[Dataset rows for apps and sites]
*** Begin section ***

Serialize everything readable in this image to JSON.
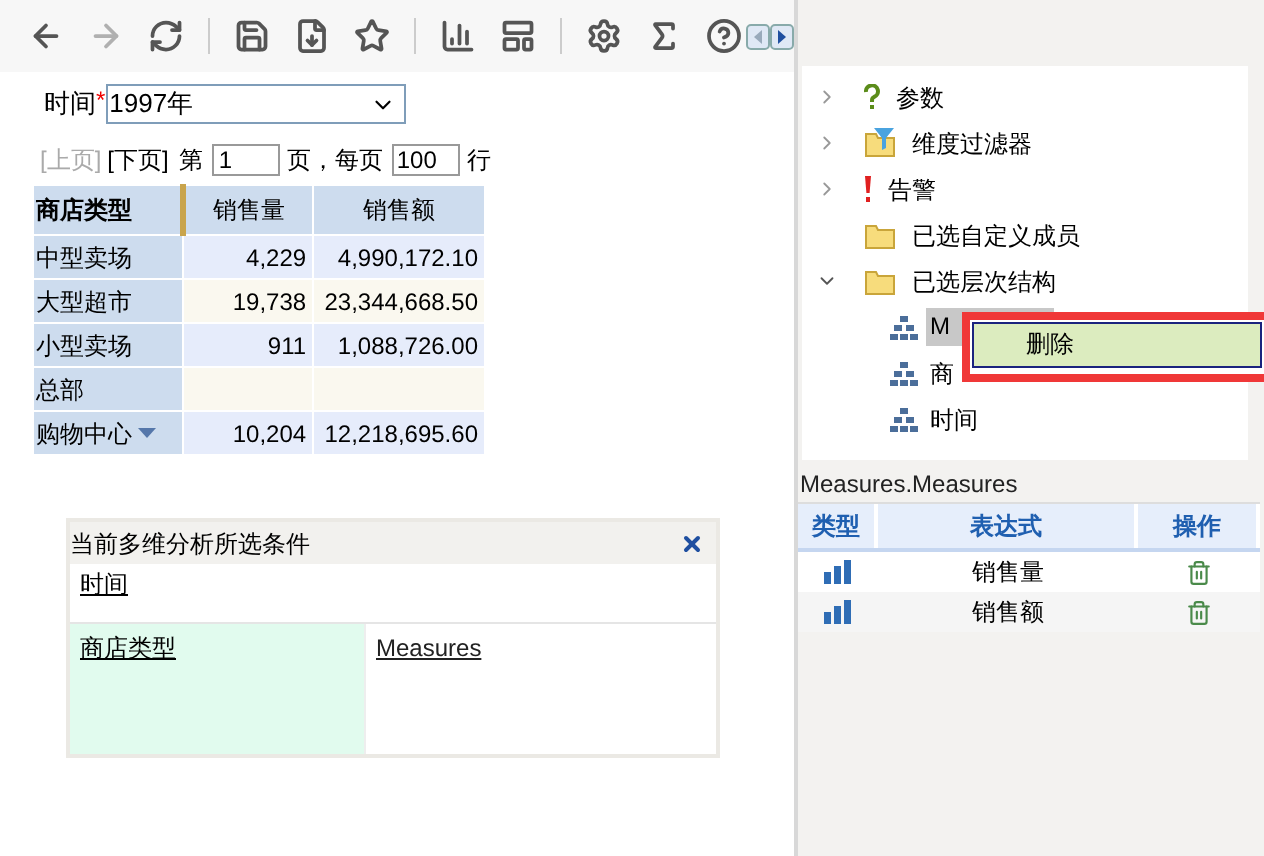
{
  "toolbar": {
    "buttons": [
      {
        "kind": "back",
        "disabled": false
      },
      {
        "kind": "forward",
        "disabled": true
      },
      {
        "kind": "refresh",
        "disabled": false
      },
      {
        "kind": "save",
        "disabled": false
      },
      {
        "kind": "save-as",
        "disabled": false
      },
      {
        "kind": "favorite",
        "disabled": false
      },
      {
        "kind": "chart",
        "disabled": false
      },
      {
        "kind": "layout",
        "disabled": false
      },
      {
        "kind": "settings",
        "disabled": false
      },
      {
        "kind": "sum",
        "disabled": false
      },
      {
        "kind": "help",
        "disabled": false
      }
    ]
  },
  "filter": {
    "label": "时间",
    "required_mark": "*",
    "value": "1997年"
  },
  "pager": {
    "prev": {
      "label": "[上页]",
      "disabled": true
    },
    "next": {
      "label": "[下页]",
      "disabled": false
    },
    "before_page": "第",
    "page": "1",
    "between": "页，每页",
    "per_page": "100",
    "after": "行"
  },
  "table": {
    "columns": [
      "商店类型",
      "销售量",
      "销售额"
    ],
    "rows": [
      {
        "cells": [
          "中型卖场",
          "4,229",
          "4,990,172.10"
        ],
        "has_menu": false
      },
      {
        "cells": [
          "大型超市",
          "19,738",
          "23,344,668.50"
        ],
        "has_menu": false
      },
      {
        "cells": [
          "小型卖场",
          "911",
          "1,088,726.00"
        ],
        "has_menu": false
      },
      {
        "cells": [
          "总部"
        ],
        "has_menu": false
      },
      {
        "cells": [
          "购物中心",
          "10,204",
          "12,218,695.60"
        ],
        "has_menu": true
      }
    ]
  },
  "conditions": {
    "title": "当前多维分析所选条件",
    "top": "时间",
    "rows_dimension": "商店类型",
    "columns_dimension": "Measures"
  },
  "tree": {
    "items": [
      {
        "kind": "parameter",
        "label": "参数",
        "expanded": false
      },
      {
        "kind": "filter",
        "label": "维度过滤器",
        "expanded": false
      },
      {
        "kind": "alert",
        "label": "告警",
        "expanded": false
      },
      {
        "kind": "folder",
        "label": "已选自定义成员"
      },
      {
        "kind": "folder",
        "label": "已选层次结构",
        "expanded": true,
        "children": [
          {
            "label": "M",
            "selected": true
          },
          {
            "label": "商",
            "selected": false
          },
          {
            "label": "时间",
            "selected": false
          }
        ]
      }
    ]
  },
  "context_menu": {
    "items": [
      "删除"
    ]
  },
  "measures": {
    "title": "Measures.Measures",
    "columns": [
      "类型",
      "表达式",
      "操作"
    ],
    "rows": [
      {
        "expression": "销售量"
      },
      {
        "expression": "销售额"
      }
    ]
  }
}
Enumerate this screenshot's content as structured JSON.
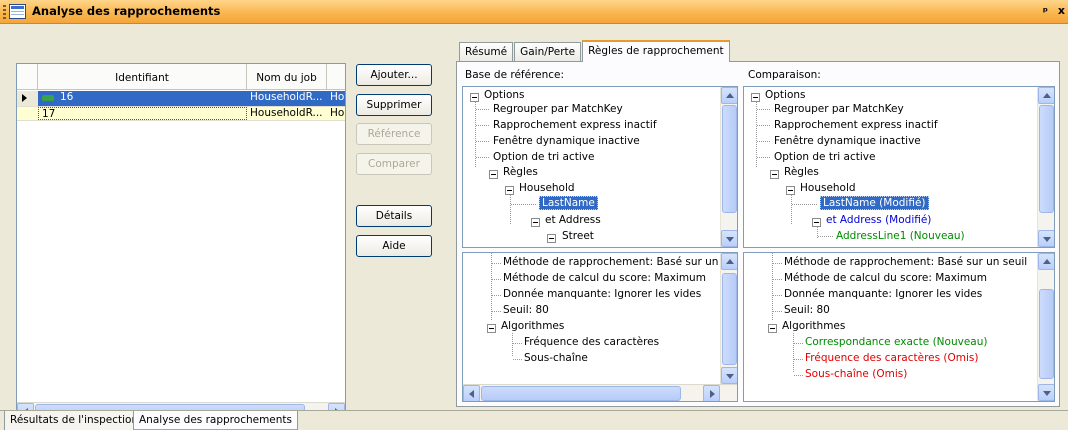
{
  "window": {
    "title": "Analyse des rapprochements"
  },
  "grid": {
    "columns": [
      "Identifiant",
      "Nom du job"
    ],
    "rows": [
      {
        "id": "16",
        "job": "HouseholdR...",
        "extra": "Hous"
      },
      {
        "id": "17",
        "job": "HouseholdR...",
        "extra": "Hous"
      }
    ]
  },
  "buttons": {
    "add": "Ajouter...",
    "delete": "Supprimer",
    "reference": "Référence",
    "compare": "Comparer",
    "details": "Détails",
    "help": "Aide"
  },
  "tabs": [
    "Résumé",
    "Gain/Perte",
    "Règles de rapprochement"
  ],
  "base_label": "Base de référence:",
  "comparison_label": "Comparaison:",
  "tree_common": {
    "options": "Options",
    "group": "Regrouper par MatchKey",
    "express": "Rapprochement express inactif",
    "window": "Fenêtre dynamique inactive",
    "sort": "Option de tri active",
    "rules": "Règles",
    "household": "Household"
  },
  "base_tree": {
    "lastname": "LastName",
    "address": "et Address",
    "street": "Street"
  },
  "comp_tree": {
    "lastname": "LastName (Modifié)",
    "address": "et Address (Modifié)",
    "addressline": "AddressLine1 (Nouveau)"
  },
  "base_detail": {
    "method": "Méthode de rapprochement: Basé sur un se",
    "score": "Méthode de calcul du score: Maximum",
    "missing": "Donnée manquante: Ignorer les vides",
    "threshold": "Seuil: 80",
    "algos": "Algorithmes",
    "freq": "Fréquence des caractères",
    "substr": "Sous-chaîne"
  },
  "comp_detail": {
    "method": "Méthode de rapprochement: Basé sur un seuil",
    "score": "Méthode de calcul du score: Maximum",
    "missing": "Donnée manquante: Ignorer les vides",
    "threshold": "Seuil: 80",
    "algos": "Algorithmes",
    "exact": "Correspondance exacte (Nouveau)",
    "freq": "Fréquence des caractères (Omis)",
    "substr": "Sous-chaîne (Omis)"
  },
  "bottom_tabs": [
    "Résultats de l'inspection",
    "Analyse des rapprochements"
  ],
  "colors": {
    "added": "#008a00",
    "modified": "#0000d8",
    "omitted": "#e00000",
    "active_tab": "#e89b2c"
  }
}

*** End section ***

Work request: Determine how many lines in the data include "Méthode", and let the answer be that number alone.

Output for this task: 4